_Work instruction:_ Pictures must be kept out of the copy. Every entry is to be duplicated exactly.

Excerpted data section start

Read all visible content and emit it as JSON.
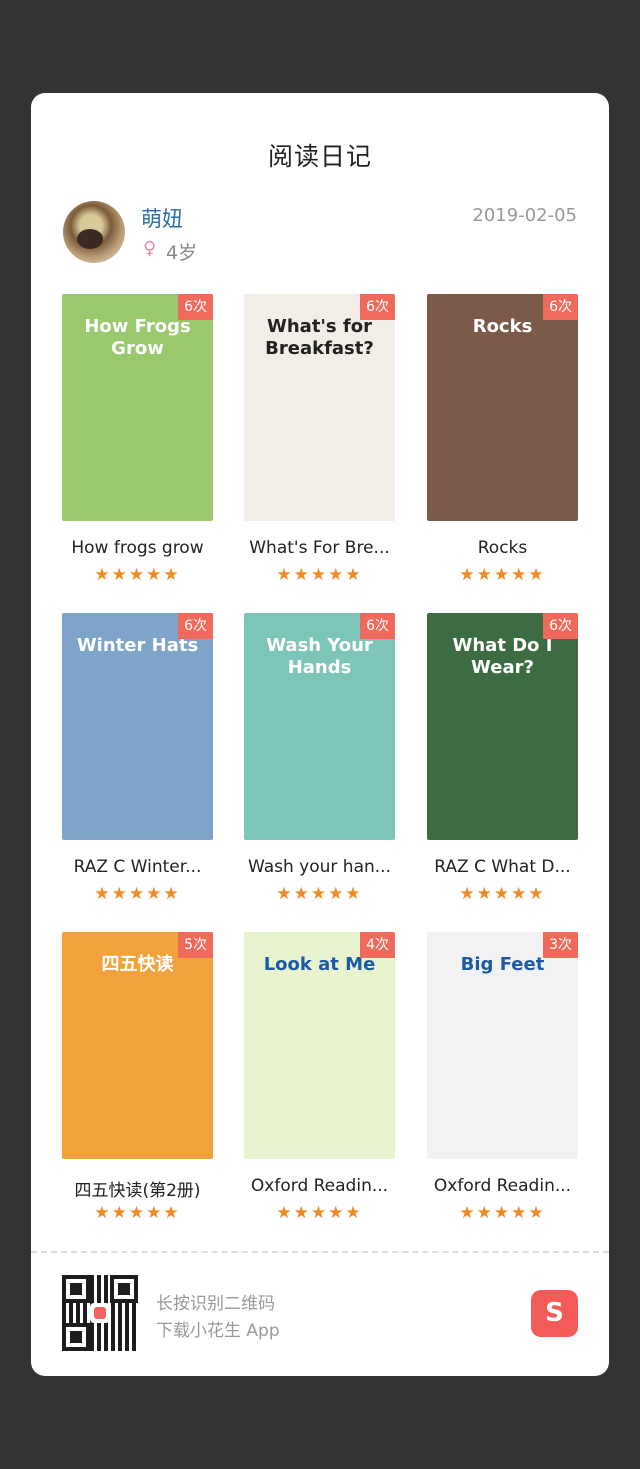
{
  "title": "阅读日记",
  "user": {
    "name": "萌妞",
    "gender_symbol": "♀",
    "age": "4岁"
  },
  "date": "2019-02-05",
  "books": [
    {
      "title": "How frogs grow",
      "count": "6次",
      "rating": 5,
      "cover_text": "How Frogs Grow",
      "cover_bg": "#9bc96e",
      "cover_fg": "#fff"
    },
    {
      "title": "What's For Bre...",
      "count": "6次",
      "rating": 5,
      "cover_text": "What's for Breakfast?",
      "cover_bg": "#f2ede6",
      "cover_fg": "#222"
    },
    {
      "title": "Rocks",
      "count": "6次",
      "rating": 5,
      "cover_text": "Rocks",
      "cover_bg": "#7b5a4a",
      "cover_fg": "#fff"
    },
    {
      "title": "RAZ C Winter...",
      "count": "6次",
      "rating": 5,
      "cover_text": "Winter Hats",
      "cover_bg": "#7ea5c9",
      "cover_fg": "#fff"
    },
    {
      "title": "Wash your han...",
      "count": "6次",
      "rating": 5,
      "cover_text": "Wash Your Hands",
      "cover_bg": "#7ec5b9",
      "cover_fg": "#fff"
    },
    {
      "title": "RAZ C What D...",
      "count": "6次",
      "rating": 5,
      "cover_text": "What Do I Wear?",
      "cover_bg": "#3d6c43",
      "cover_fg": "#fff"
    },
    {
      "title": "四五快读(第2册)",
      "count": "5次",
      "rating": 5,
      "cover_text": "四五快读",
      "cover_bg": "#f2a23a",
      "cover_fg": "#fff"
    },
    {
      "title": "Oxford Readin...",
      "count": "4次",
      "rating": 5,
      "cover_text": "Look at Me",
      "cover_bg": "#e8f3cf",
      "cover_fg": "#1c5aa6"
    },
    {
      "title": "Oxford Readin...",
      "count": "3次",
      "rating": 5,
      "cover_text": "Big Feet",
      "cover_bg": "#f2f2f2",
      "cover_fg": "#1c5aa6"
    }
  ],
  "footer": {
    "line1": "长按识别二维码",
    "line2": "下载小花生 App",
    "app_icon_glyph": "S"
  },
  "colors": {
    "accent": "#f06a5c",
    "star": "#f08a24",
    "name": "#2c6fa8"
  },
  "icons": {
    "gender": "female-icon",
    "qr": "qr-code-icon",
    "app": "app-logo-icon"
  }
}
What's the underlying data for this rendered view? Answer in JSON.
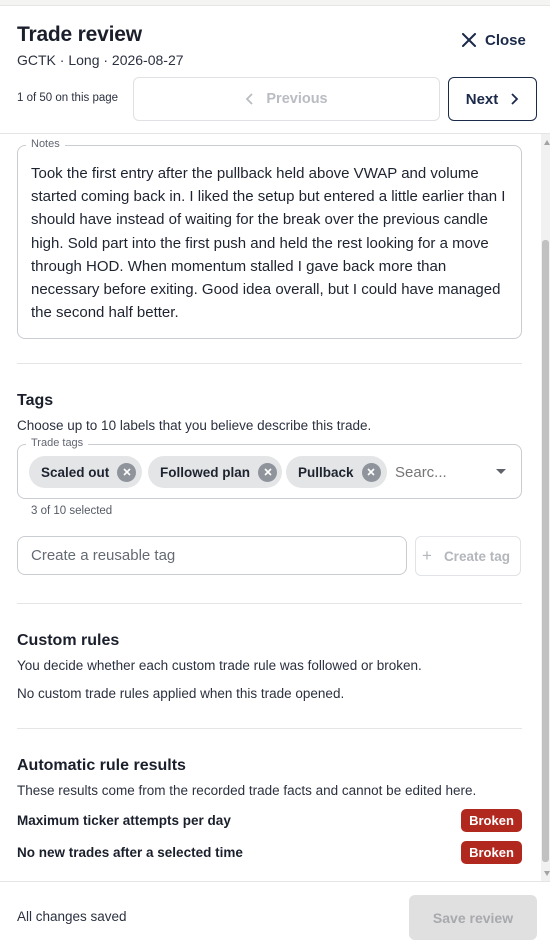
{
  "header": {
    "title": "Trade review",
    "subtitle": "GCTK · Long · 2026-08-27",
    "close_label": "Close",
    "pager_text": "1 of 50 on this page",
    "previous_label": "Previous",
    "next_label": "Next"
  },
  "notes": {
    "legend": "Notes",
    "text": "Took the first entry after the pullback held above VWAP and volume started coming back in. I liked the setup but entered a little earlier than I should have instead of waiting for the break over the previous candle high. Sold part into the first push and held the rest looking for a move through HOD. When momentum stalled I gave back more than necessary before exiting. Good idea overall, but I could have managed the second half better."
  },
  "tags": {
    "title": "Tags",
    "description": "Choose up to 10 labels that you believe describe this trade.",
    "legend": "Trade tags",
    "selected": [
      "Scaled out",
      "Followed plan",
      "Pullback"
    ],
    "search_placeholder": "Searc...",
    "count_text": "3 of 10 selected",
    "create_placeholder": "Create a reusable tag",
    "create_button_label": "Create tag"
  },
  "custom_rules": {
    "title": "Custom rules",
    "description": "You decide whether each custom trade rule was followed or broken.",
    "empty_text": "No custom trade rules applied when this trade opened."
  },
  "automatic_rules": {
    "title": "Automatic rule results",
    "description": "These results come from the recorded trade facts and cannot be edited here.",
    "items": [
      {
        "name": "Maximum ticker attempts per day",
        "status": "Broken"
      },
      {
        "name": "No new trades after a selected time",
        "status": "Broken"
      }
    ]
  },
  "footer": {
    "status": "All changes saved",
    "save_label": "Save review"
  },
  "colors": {
    "accent": "#1c2a4a",
    "broken": "#b1281e"
  }
}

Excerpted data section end

_Answer box:_
Read all visible content and emit it as JSON.
{
  "title": "阅读日记",
  "user": {
    "name": "萌妞",
    "gender_symbol": "♀",
    "age": "4岁"
  },
  "date": "2019-02-05",
  "books": [
    {
      "title": "How frogs grow",
      "count": "6次",
      "rating": 5,
      "cover_text": "How Frogs Grow",
      "cover_bg": "#9bc96e",
      "cover_fg": "#fff"
    },
    {
      "title": "What's For Bre...",
      "count": "6次",
      "rating": 5,
      "cover_text": "What's for Breakfast?",
      "cover_bg": "#f2ede6",
      "cover_fg": "#222"
    },
    {
      "title": "Rocks",
      "count": "6次",
      "rating": 5,
      "cover_text": "Rocks",
      "cover_bg": "#7b5a4a",
      "cover_fg": "#fff"
    },
    {
      "title": "RAZ C Winter...",
      "count": "6次",
      "rating": 5,
      "cover_text": "Winter Hats",
      "cover_bg": "#7ea5c9",
      "cover_fg": "#fff"
    },
    {
      "title": "Wash your han...",
      "count": "6次",
      "rating": 5,
      "cover_text": "Wash Your Hands",
      "cover_bg": "#7ec5b9",
      "cover_fg": "#fff"
    },
    {
      "title": "RAZ C What D...",
      "count": "6次",
      "rating": 5,
      "cover_text": "What Do I Wear?",
      "cover_bg": "#3d6c43",
      "cover_fg": "#fff"
    },
    {
      "title": "四五快读(第2册)",
      "count": "5次",
      "rating": 5,
      "cover_text": "四五快读",
      "cover_bg": "#f2a23a",
      "cover_fg": "#fff"
    },
    {
      "title": "Oxford Readin...",
      "count": "4次",
      "rating": 5,
      "cover_text": "Look at Me",
      "cover_bg": "#e8f3cf",
      "cover_fg": "#1c5aa6"
    },
    {
      "title": "Oxford Readin...",
      "count": "3次",
      "rating": 5,
      "cover_text": "Big Feet",
      "cover_bg": "#f2f2f2",
      "cover_fg": "#1c5aa6"
    }
  ],
  "footer": {
    "line1": "长按识别二维码",
    "line2": "下载小花生 App",
    "app_icon_glyph": "S"
  },
  "colors": {
    "accent": "#f06a5c",
    "star": "#f08a24",
    "name": "#2c6fa8"
  },
  "icons": {
    "gender": "female-icon",
    "qr": "qr-code-icon",
    "app": "app-logo-icon"
  }
}
What's the underlying data for this rendered view? Answer in JSON.
{
  "header": {
    "title": "Trade review",
    "subtitle": "GCTK · Long · 2026-08-27",
    "close_label": "Close",
    "pager_text": "1 of 50 on this page",
    "previous_label": "Previous",
    "next_label": "Next"
  },
  "notes": {
    "legend": "Notes",
    "text": "Took the first entry after the pullback held above VWAP and volume started coming back in. I liked the setup but entered a little earlier than I should have instead of waiting for the break over the previous candle high. Sold part into the first push and held the rest looking for a move through HOD. When momentum stalled I gave back more than necessary before exiting. Good idea overall, but I could have managed the second half better."
  },
  "tags": {
    "title": "Tags",
    "description": "Choose up to 10 labels that you believe describe this trade.",
    "legend": "Trade tags",
    "selected": [
      "Scaled out",
      "Followed plan",
      "Pullback"
    ],
    "search_placeholder": "Searc...",
    "count_text": "3 of 10 selected",
    "create_placeholder": "Create a reusable tag",
    "create_button_label": "Create tag"
  },
  "custom_rules": {
    "title": "Custom rules",
    "description": "You decide whether each custom trade rule was followed or broken.",
    "empty_text": "No custom trade rules applied when this trade opened."
  },
  "automatic_rules": {
    "title": "Automatic rule results",
    "description": "These results come from the recorded trade facts and cannot be edited here.",
    "items": [
      {
        "name": "Maximum ticker attempts per day",
        "status": "Broken"
      },
      {
        "name": "No new trades after a selected time",
        "status": "Broken"
      }
    ]
  },
  "footer": {
    "status": "All changes saved",
    "save_label": "Save review"
  },
  "colors": {
    "accent": "#1c2a4a",
    "broken": "#b1281e"
  }
}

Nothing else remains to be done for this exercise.